What Makes Missouri Gravel Bed Trees Better?

Having been in the design/build aspect of the landscape industry for the past 40 years, we got fed up with how labor intensive it is to plant trees.

Planting a heavy ball and burlap tree

The Problem With Ball and Burlap Trees

Ball and burlap trees are really big and bulky. They're heavy to ship and require large equipment to transport and significant manpower to unload and plant.

They require you to dig very large planting holes, leaving pounds of excess soil to haul away later. Sometimes it costs as much to repair the damage caused by the equipment damage as goes into the actual planting.

Unfortunately, despite best efforts, it's difficult to preserve the integrity of the root system during the ball and burlap harvesting process, making it common for new transplants to suffer from shock and stunted growth.

Problems planting container grown tree

The Problem With Container Grown Trees

Container grown trees can maintain a larger percentage of the original roots as compared to ball and burlap trees, but they’re often pot bound with a mass of encircling roots.

Differences between the container soil and the on-site soil also make it difficult for the roots to get established in the new surrounding soil.

Problem with bare root tree

The Problem With Bare Root Trees

Bare root trees are trees that after harvesting have been mechanically shaken to remove the excess soil from their roots. The problem is that if soil conditions are not absolutely perfect, the small fibrous roots are usually ripped away from the main root system in the process of shaking the trees.

Subsequently, bare root trees must be harvested and planted before they leaf out, otherwise water will transpire through the leaves faster than the trees can replace it. This results in wilted leaves.

This severely limits the effective planting window for bare root trees– limiting planting to early spring or late fall in our area.

Rare Earth Nursery Got Serious and Found a Better Way

When we discovered the Missouri Gravel Bed System we knew right away that we'd landed on the perfect solution.

Developed over 30 years ago at the University of Missouri by Professor Chris Starbuck, this unique system replenishes the fibrous roots in bare root trees.

The result is nursery stock that can be harvested in full leaf, throughout the growing season– without moving large volumes of soil in the process!

Here’s How The Missouri Gravel Bed System Works. . .

Bare root plants are held in a mix of small round gravel and sand, then drip irrigated and fed with a complete fertilizer until the tree has established an incredible, fibrous root system.

This process to replenish the root system requires only 10-12 weeks, after which our trees can be harvested– in full leaf– throughout the remainder growing season. 

Harvesting can commence anytime after August 1st. The nature of the Missouri Gravel Bed growing medium allows the trees to be harvested with minimal damage to the roots, so there's no wilting.

With success rates of 90% or greater– it's fair to say that our trees don't just survive, they thrive!

The Bottom Line: You get all the advantages of bare root plantings without the very small planting window.

Root system before and after 12 weeks growing in our Missouri Gravel Bed system.
Bare root tree vs. after 12 weeks growing in our Missouri Gravel Bed.

Got an access problem on your landscaping site?

No problem!

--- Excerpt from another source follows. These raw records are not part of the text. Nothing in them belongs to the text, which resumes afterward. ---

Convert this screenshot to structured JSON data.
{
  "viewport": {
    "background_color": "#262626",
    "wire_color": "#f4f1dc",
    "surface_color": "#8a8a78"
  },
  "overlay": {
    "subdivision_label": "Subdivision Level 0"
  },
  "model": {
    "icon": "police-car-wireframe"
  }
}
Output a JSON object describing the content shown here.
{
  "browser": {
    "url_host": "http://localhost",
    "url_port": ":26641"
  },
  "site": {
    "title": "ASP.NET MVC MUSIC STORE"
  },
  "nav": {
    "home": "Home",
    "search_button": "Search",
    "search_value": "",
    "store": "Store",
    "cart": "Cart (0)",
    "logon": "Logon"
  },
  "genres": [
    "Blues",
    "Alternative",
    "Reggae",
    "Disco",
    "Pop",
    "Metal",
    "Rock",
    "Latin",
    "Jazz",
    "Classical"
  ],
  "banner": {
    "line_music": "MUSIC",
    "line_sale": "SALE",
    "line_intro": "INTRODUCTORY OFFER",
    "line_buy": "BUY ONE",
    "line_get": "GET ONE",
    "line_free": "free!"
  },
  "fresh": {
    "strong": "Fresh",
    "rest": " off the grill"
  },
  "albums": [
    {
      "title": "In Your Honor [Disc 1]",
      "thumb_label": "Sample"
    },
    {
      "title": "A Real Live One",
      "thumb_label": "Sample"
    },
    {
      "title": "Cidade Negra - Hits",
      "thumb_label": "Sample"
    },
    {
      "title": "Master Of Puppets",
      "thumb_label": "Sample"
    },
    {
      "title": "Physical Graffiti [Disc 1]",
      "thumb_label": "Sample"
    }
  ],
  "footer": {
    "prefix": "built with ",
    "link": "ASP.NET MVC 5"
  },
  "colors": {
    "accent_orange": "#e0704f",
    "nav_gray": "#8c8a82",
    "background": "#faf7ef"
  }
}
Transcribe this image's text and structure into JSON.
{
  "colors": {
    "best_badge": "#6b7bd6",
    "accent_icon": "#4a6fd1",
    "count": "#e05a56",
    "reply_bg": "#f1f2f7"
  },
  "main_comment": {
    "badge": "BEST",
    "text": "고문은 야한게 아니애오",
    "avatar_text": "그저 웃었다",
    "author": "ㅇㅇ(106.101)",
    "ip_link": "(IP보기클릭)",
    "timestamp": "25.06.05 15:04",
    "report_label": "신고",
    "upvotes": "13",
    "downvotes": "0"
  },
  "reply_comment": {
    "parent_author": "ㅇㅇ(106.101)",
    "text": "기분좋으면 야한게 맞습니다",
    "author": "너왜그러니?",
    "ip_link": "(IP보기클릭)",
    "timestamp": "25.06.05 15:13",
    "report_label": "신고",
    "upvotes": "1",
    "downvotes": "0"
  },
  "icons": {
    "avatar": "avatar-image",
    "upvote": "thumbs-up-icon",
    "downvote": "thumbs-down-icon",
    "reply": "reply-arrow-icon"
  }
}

Our 1.5"+ caliper trees weigh 30 to 40 lbs., compared to a comparable ball and burlap tree which would weigh around 200-300 lbs. This means you won’t need any expensive equipment to get them off the truck.

Simply carry the trees to the holes by hand or wheelbarrow. They are lighter to transport and you can carry more per load. Furthermore, a much shallower holes are needed than when you're planting ball and burlap trees.

With no soil on the roots...

  • There is no soil incompatibility with your new plants– they just take off growing.
  • Unlike ball and burlap trees, there's never a question of proper planting depth. You can see the root-flare everytime.
  • You're much less likely to introduce weeds to your customer's planting beds.

"In general, you can expect to spend less time on care and maintenance, reduce your overall labor costs and enjoy a higher survival rate in your transplants."

About Rare Earth Nursery

Aerial photo of Rare Earth Nursery
Aerial drone photography of Rare Earth Nursery

David Ryan, owner of Rare Earth Nursery, has been in the landscape and nursery business for over 45 years. He is a Lifetime Certified Nursery and Landscape Professional (CNLP) and is also an International Society of Arboriculture (ISA) Certified Arborist. Contact David Ryan

Click Here to read an article about David Ryan and Rare Earth Nursery in the Syracuse Post-Standard's Central NY Living section.

David Ryan, CNLP, Rare Earth Nursery

We Take Sustainabile Business Practices Seriously

Solar power

The nursery is run solely on solar power.

We only use drip irrigation, applied directly to the roots, verses overhead irrigation. This uses 75-80% less water and eliminates wasteful run-off.